### About this task
Working from the listing below, pick each line containing the word "JSON" and copy it.

### Records for the task
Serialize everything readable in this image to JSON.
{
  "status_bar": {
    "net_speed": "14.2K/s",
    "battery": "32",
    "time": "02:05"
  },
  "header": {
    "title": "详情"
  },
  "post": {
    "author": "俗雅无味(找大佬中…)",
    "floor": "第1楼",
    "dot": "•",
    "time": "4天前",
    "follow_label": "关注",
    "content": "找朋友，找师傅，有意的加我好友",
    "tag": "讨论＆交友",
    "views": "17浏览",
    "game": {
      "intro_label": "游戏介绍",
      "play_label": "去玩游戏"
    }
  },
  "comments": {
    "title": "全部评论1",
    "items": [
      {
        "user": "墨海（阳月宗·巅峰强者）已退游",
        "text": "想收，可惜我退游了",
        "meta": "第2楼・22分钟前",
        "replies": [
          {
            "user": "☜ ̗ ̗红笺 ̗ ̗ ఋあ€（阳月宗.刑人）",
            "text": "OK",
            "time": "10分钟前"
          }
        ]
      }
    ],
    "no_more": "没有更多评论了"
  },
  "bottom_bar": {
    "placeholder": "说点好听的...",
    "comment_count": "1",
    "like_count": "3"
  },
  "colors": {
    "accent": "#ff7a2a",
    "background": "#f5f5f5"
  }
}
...
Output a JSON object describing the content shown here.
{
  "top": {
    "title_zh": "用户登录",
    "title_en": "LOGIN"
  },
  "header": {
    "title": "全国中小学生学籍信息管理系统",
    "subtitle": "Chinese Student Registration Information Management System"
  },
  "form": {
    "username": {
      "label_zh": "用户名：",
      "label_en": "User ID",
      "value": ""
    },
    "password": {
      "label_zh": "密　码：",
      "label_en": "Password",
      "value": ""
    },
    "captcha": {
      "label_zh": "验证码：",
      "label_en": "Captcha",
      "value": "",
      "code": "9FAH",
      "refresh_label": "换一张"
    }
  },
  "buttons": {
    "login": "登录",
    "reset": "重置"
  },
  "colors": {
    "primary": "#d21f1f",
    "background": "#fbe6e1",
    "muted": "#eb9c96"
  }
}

### Answer space
Serialize everything readable in this image to JSON.
Output a JSON object describing the content shown here.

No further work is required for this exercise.